There is some good news regarding the Federal Reserve’s tactics. For one, the bond market expectations for long-term inflation have dropped over the last month, signaling investors’ growing faith in the central bank. Secondly, the five-year breakeven rate went down to 2.48% from 3.59% in March, meeting the Fed’s target more closely.

While inflation has been hindering the US economy, an unlikely outcome has occurred for the US dollar. American money recently overtook the value of other comparable nations, marking a 20-year high for the currency. The euro, which has been worth more than the US dollar for two decades, is now slightly less valuable, with a conversion rate of 1 US dollar to 1.01 euro.

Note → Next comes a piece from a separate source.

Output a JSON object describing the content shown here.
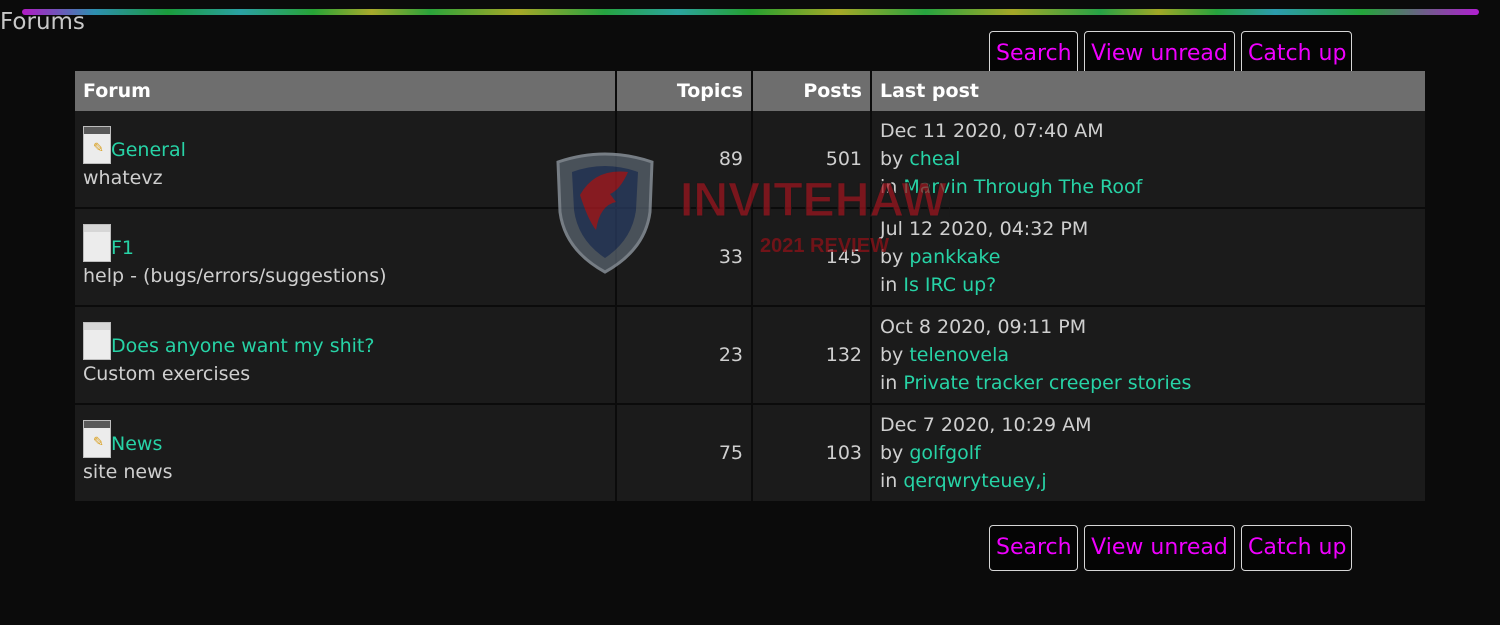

Though the Federal Reserve’s interest rate hikes have curtailed inflation rates to some degree, there are other external factors that could destabilize the Fed’s extensive efforts. Many investors are worried about Russia’s continual war in Ukraine as a leading factor for inflation issues worldwide. Oil prices have significantly jumped since the invasion’s beginnings in March 2022, now costing $93 per barrel.